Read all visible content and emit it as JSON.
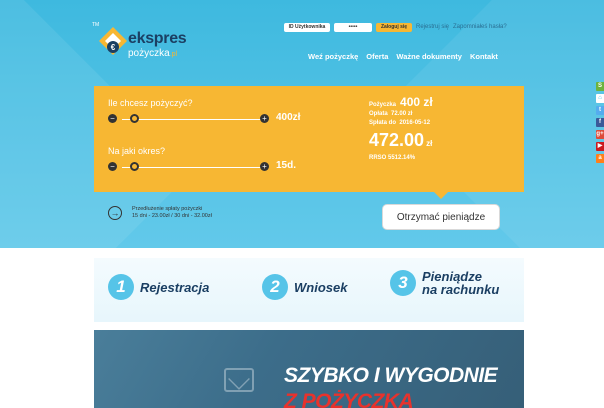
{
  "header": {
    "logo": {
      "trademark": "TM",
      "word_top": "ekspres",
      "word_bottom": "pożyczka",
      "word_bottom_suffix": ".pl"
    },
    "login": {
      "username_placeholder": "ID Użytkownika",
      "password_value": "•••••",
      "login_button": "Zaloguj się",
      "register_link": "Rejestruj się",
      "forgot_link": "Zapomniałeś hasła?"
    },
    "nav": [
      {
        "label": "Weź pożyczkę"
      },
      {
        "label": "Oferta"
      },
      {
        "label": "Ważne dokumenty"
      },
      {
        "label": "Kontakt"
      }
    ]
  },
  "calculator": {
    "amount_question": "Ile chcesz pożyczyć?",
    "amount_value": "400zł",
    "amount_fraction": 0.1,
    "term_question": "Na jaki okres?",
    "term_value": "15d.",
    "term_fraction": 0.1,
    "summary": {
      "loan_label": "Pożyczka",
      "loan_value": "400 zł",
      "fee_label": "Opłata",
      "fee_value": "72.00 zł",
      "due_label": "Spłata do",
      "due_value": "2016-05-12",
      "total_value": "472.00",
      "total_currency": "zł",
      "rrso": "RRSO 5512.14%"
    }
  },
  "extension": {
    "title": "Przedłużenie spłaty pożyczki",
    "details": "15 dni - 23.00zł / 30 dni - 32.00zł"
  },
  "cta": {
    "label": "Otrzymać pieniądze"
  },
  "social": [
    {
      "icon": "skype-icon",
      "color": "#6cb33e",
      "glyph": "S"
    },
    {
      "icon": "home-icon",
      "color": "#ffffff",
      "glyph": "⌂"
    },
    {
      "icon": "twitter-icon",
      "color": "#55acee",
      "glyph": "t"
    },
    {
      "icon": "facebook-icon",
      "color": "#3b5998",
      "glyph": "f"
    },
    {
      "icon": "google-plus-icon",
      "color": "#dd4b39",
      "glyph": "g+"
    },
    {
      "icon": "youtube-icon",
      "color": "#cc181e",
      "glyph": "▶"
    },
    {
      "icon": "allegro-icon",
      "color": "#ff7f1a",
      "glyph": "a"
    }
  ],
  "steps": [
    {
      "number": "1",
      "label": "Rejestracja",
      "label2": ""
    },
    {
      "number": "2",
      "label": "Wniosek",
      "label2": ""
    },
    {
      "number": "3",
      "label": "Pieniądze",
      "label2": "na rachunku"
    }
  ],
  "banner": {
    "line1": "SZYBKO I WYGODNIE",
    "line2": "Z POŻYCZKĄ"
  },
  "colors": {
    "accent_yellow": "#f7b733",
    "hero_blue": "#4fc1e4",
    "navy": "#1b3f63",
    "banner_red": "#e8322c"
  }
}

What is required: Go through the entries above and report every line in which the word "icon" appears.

Finished task:
      "icon": "skype-icon",
      "icon": "home-icon",
      "icon": "twitter-icon",
      "icon": "facebook-icon",
      "icon": "google-plus-icon",
      "icon": "youtube-icon",
      "icon": "allegro-icon",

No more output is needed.